  • a re-entry to practice program accredited by ANMAC and approved by the NMBA for registration as a nurse or midwife, or 
  • completion of all, or part of, a nursing or midwifery entry to practice program of study accredited by ANMAC and approved by the NMBA that leads to registration as a nurse or midwife. It is the responsibility of the NMBA-approved education provider to determine the amount of recognition of prior learning the applicant will be given in accordance with recognised best practice standards.

The successful completion of these NMBA-approved programs of study leads to general registration as a nurse or midwife, once all other registration requirements are met. Where these programs are used as a pathway for re-entry to practice for persons solely qualified in mental health, paediatric or disability nursing, the pathway must be accredited by ANMAC and approved by the NMBA.

Direct supervision: the supervisor is actually present and personally observes, works with, guides and directs the person who is being supervised.

Entry to practice pre-registration program: a program of study accredited by ANMAC and approved by the NMBA that enables the student to meet the NMBA’s educational requirement for registration or enrolment.

Level 1 - Direct Supervision: the supervisor takes direct and principal responsibility for the nursing or midwifery care provided (e.g. assessment and/or treatment of individual patients/clients).

Level 2 - Indirect supervision: the supervisor and supervisee share the responsibility for individual patients. The supervisor is easily contactable and is available to observe and discuss the nursing or midwifery care the supervisee is delivering.

NMBA approved program of study: a program of study accredited by ANMAC and approved by the NMBA.

Non-practising registration: a type of registration available to practitioners who have previously held general registration in a profession, but who do not wish to practise the profession during the registration period. The National Law states that a practitioner who holds non-practising registration in a profession must not practise the profession.

Practice: any role, whether remunerated or not, in which the individual uses their skills and knowledge as a nurse or midwife...practice is not restricted to the provision of direct clinical care. It also includes working in a direct non-clinical relationship with clients, working in management, administration, education, research, advisory, regulatory or policy development roles, and any other roles that impact on safe, effective delivery of services in the profession and/or use of their professional skills.

Re-entry program: a program of study accredited by ANMAC and approved by the NMBA as preparation for nurses and midwives for re-entry to the register after a lapse in practice and removal from the register for a period exceeding the requirement in the Recency of practice registration standard.
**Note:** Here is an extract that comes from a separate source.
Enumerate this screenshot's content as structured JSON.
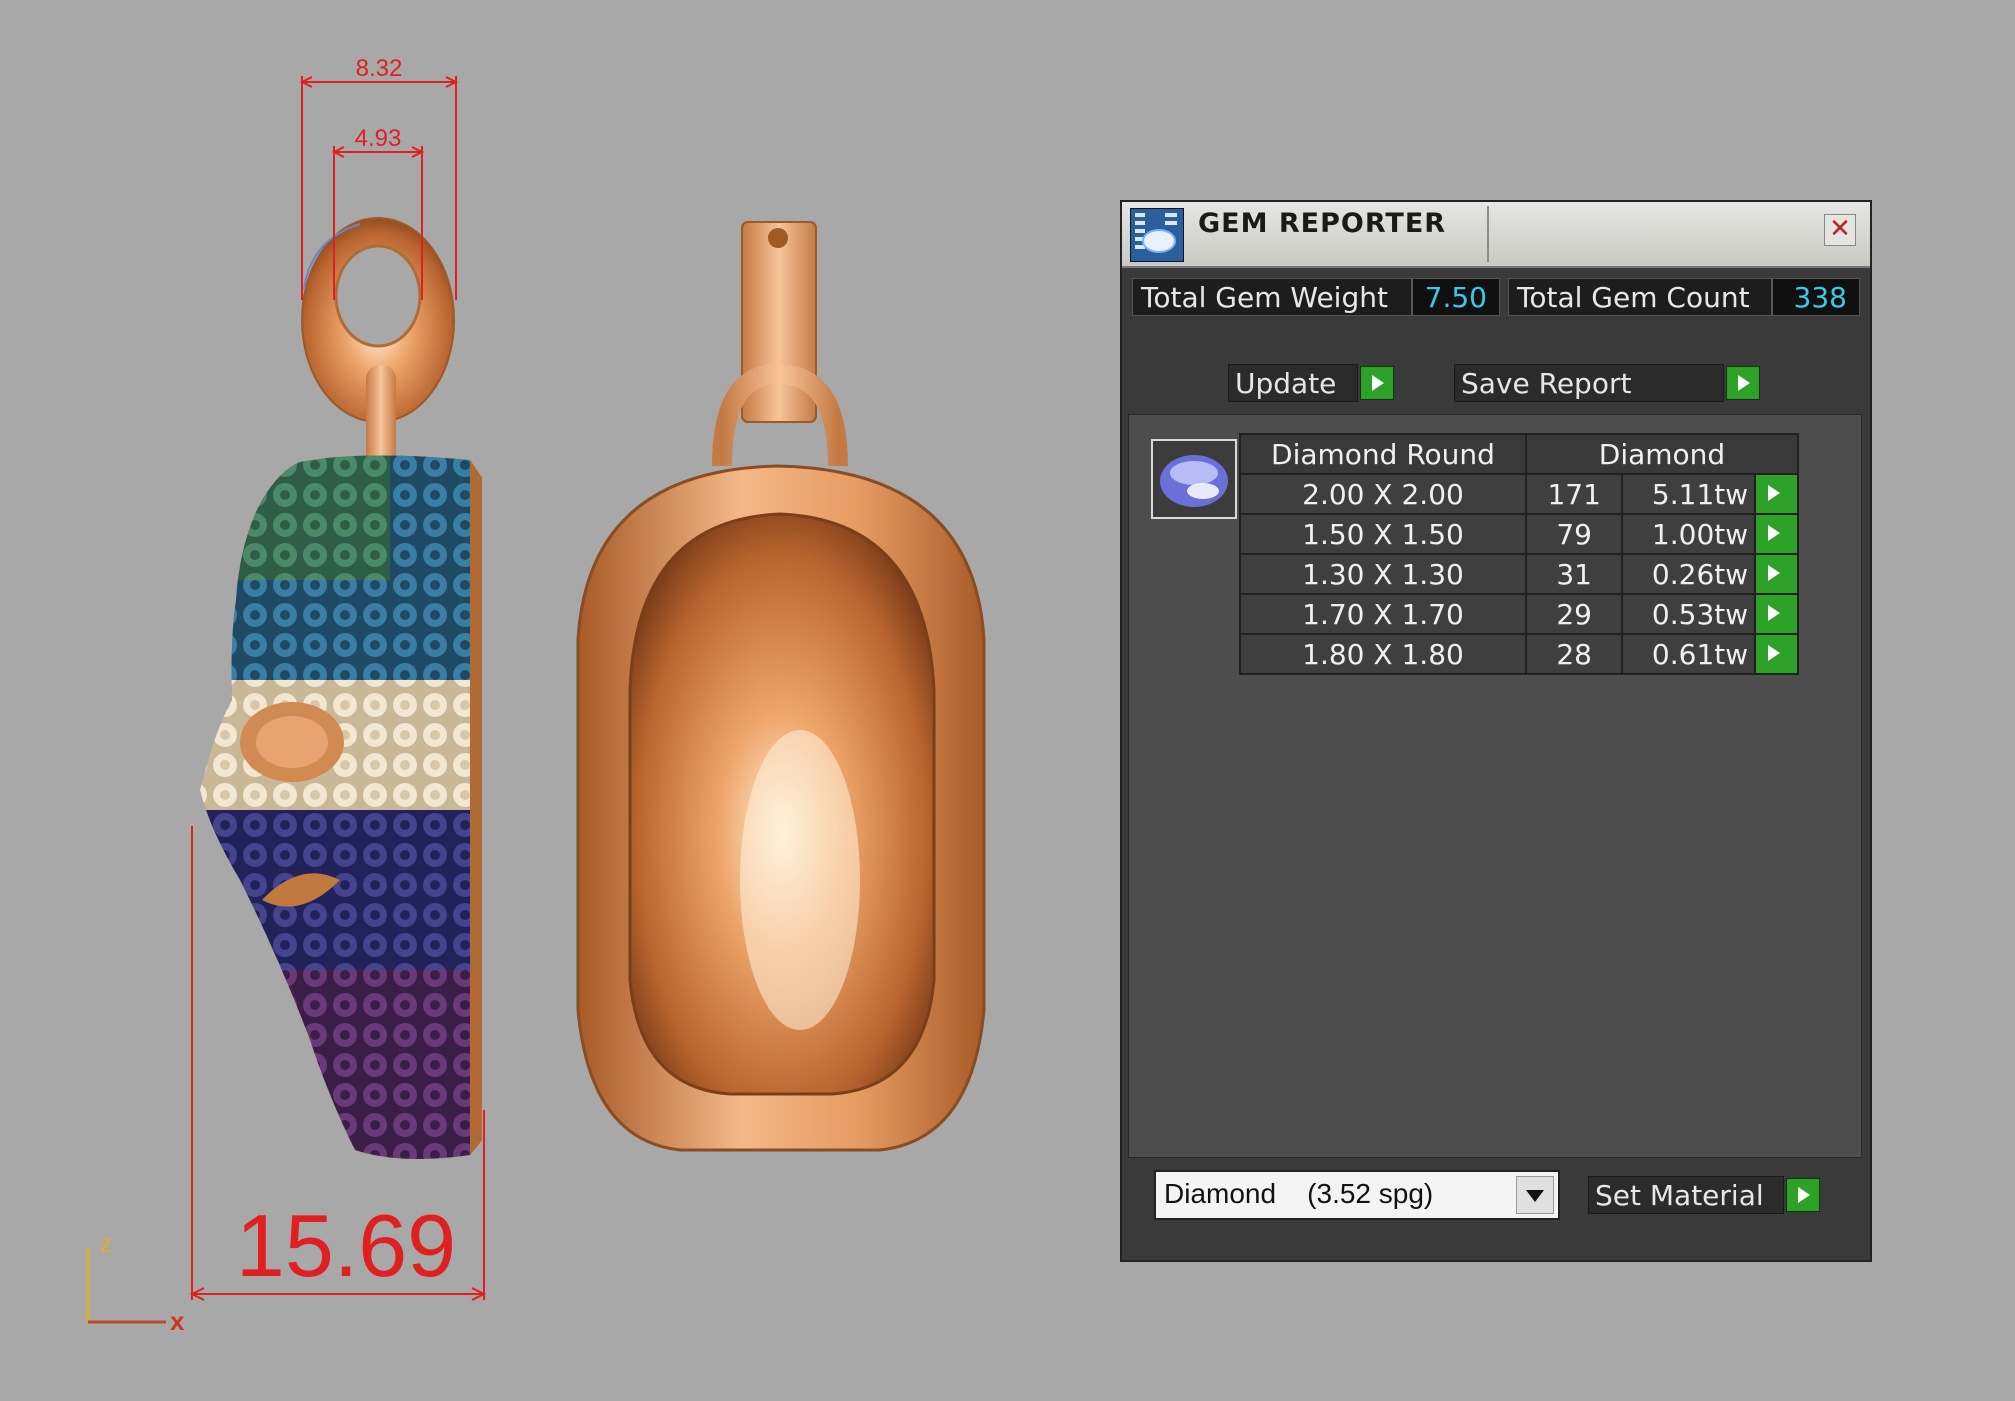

It contains both a theoretical and a clinical experience component.

Recency of practice: that a practitioner has maintained an adequate connection with, and recent practice in, the profession since qualifying or obtaining registration.

Recent graduate: a person applying for registration for the first time whose qualification for registration was awarded not more than two years prior to the date of application for registration.

Recognition of prior learning (RPL): a process by which the individual’s formal and informal learning is assessed to determine the extent to which that individual has achieved the required learning outcomes, competency outcomes, or standards for entry to, and/or partial or total completion of a qualification.

Supervised practice: a period of practice under level 1 or 2 supervision that is equivalent to the minimum amount of practice required to demonstrate recency of practice (minimum of 450 hours of practice within the past five years). Where supervised practice is required, it is the responsibility of the applicant to arrange a placement that meets the requirements of the NMBA, which are identified in the supervised practice guidelines.

Supervised practice must take place in a health setting that provides clinical experience placements for education providers delivering NMBA-approved programs of study leading to registration as a nurse or midwife.

 
 
 
 
Page reviewed 10/06/2016